Things that you need to know if you are considering a tattoo

Getting a tattoo is a big step so it is important that you do a bit of research beforehand. It would be prudent to arrange to have chat with your tattoo artist before any work is commenced. You should use this time to ask any question or express any concerns you might have; your tattoo artist should be able to answer all your queries. It is perfectly acceptable for you quiz the tattoo artist in regards to their background and skill. How they reply to your questions should be a big determining factor in your decision to have a tattoo.

The type of questions you will ask the tattoo artist will be your attempt to establish their reliability and skill. You should begin by finding out about the tattoo parlor itself; how long have they been opened and how much business they get – you will be able to get an idea about this yourself by observing the comings and goings in the shop while you have your chat. With a bit of luck the shop will be a member of the Better Business Bureau, or similar organization, and you will be able to check up on their credentials and there will be a record of any complaints made against them. Don’t be afraid to ask about the tattoo artists credentials; having a tattoo is a potentially dangerous undertaking if the artist does not know what they are doing and you could be at risk of infection and disease from unsterilized needles. The fact that any tattoo artist spends so much of their time dealing with needles means that they must be competent and conscientious to be able to work safely. If your tattoo artist has the right credentials and reputation then you can feel secure that the work done will be not only of high quality, but also safe.

Another thing that you will need to ask during your initial interview is the parlor’s attitude towards guaranteeing their work and their refund policy. A tattoo can cost a bit of money so you need to make sure that you get value for your cash. In the unlikely event that the tattoo doesn’t turn out as expected will the artist be prepared to do corrections for free? If you are unhappy with the final result, will the tattoo artist be prepared to refund your money? It is important to have these things clear before committing yourself to any work.

The next thing that you will want to know about is the cost of any work you are considering; you do not want to commit yourself to anything unless you are sure about how much the final design is going to cost you. Large tattoos can end up costing a lot of money and even the smaller ones can be far from cheap. You don’t want to get a nasty shock after the work is done so ensure that you agree to a price before you commence any work. After the tattoo is on your arm is the wrong time to be negotiating the price.

A good tattoo artist will explain to you beforehand about the risks of infection and provide you with information. The better ones will have written documentation that you can take away with you to digest at your leisure.  There is information that you need to aware of in order to prevent infection or other complications during the healing phase after the work is completed. Once again you should ask questions and not be afraid to express any concerns you might have.

Many people suffer from a fear of needles and this could be the main thing preventing them from getting a tattoo or making them nervous about their forthcoming work. Do mention this to your tattoo artist. There is no real way around the use of needles during the making of a permanent body design, but if the tattoo artist is aware of your fear he will be able to ease the process and offer suggestion which will make having your tattoo a more comfortable experience.

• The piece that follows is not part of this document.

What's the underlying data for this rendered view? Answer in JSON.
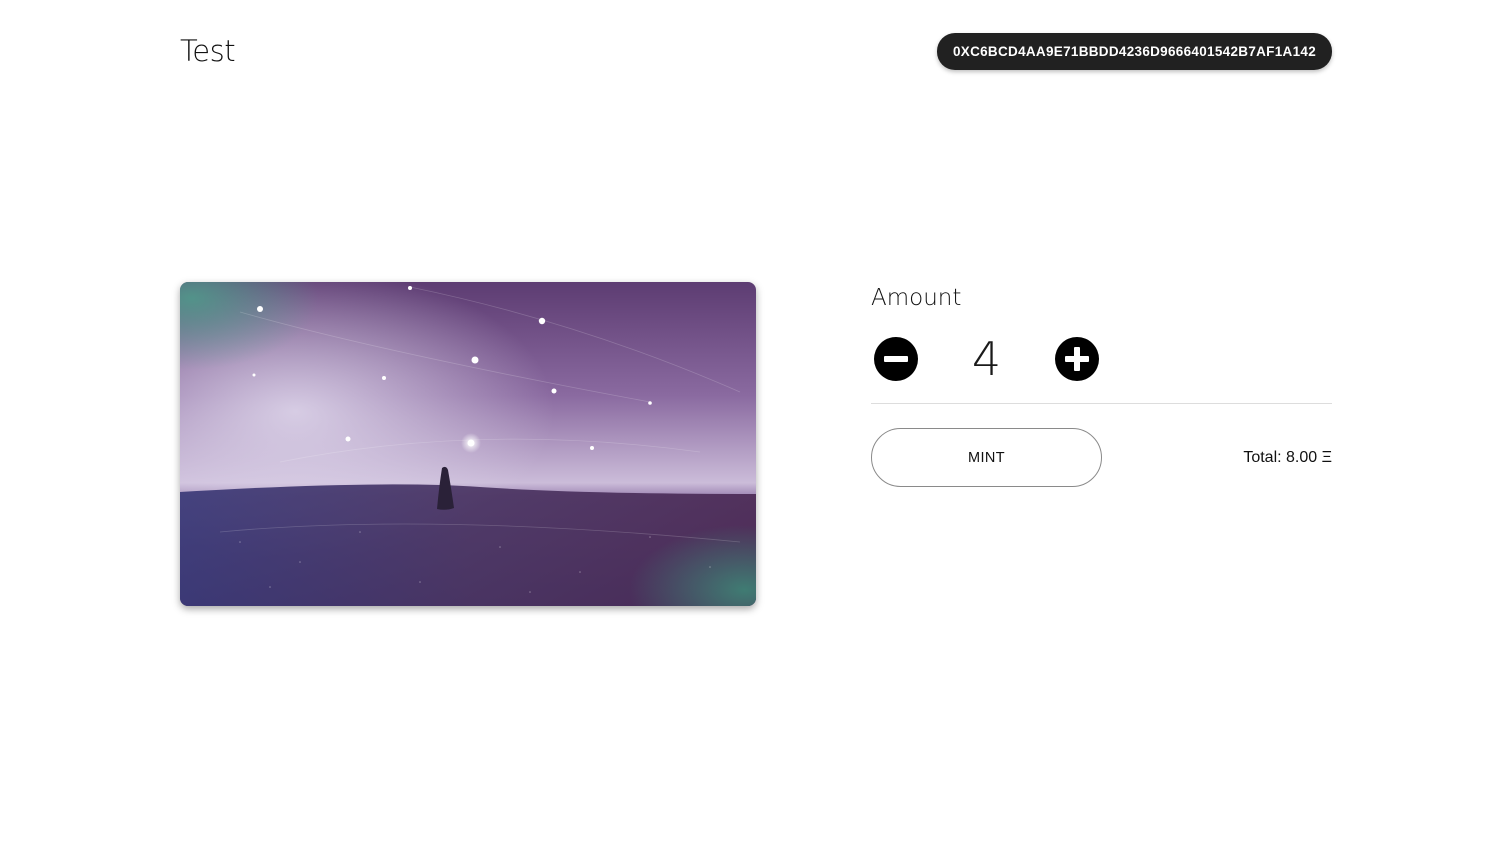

There is no such a thing as foolish question when you are the customer. You have the right to get as much information as you can and if the tattoo artist tries to fob you off or if they refuse to answer your concerns then you should take your business to a more professional operation. The possible risks involved with having a tattoo are enough to mean that you must take the whole business serious; if your chosen artist does not respect your concerns you should find one that does.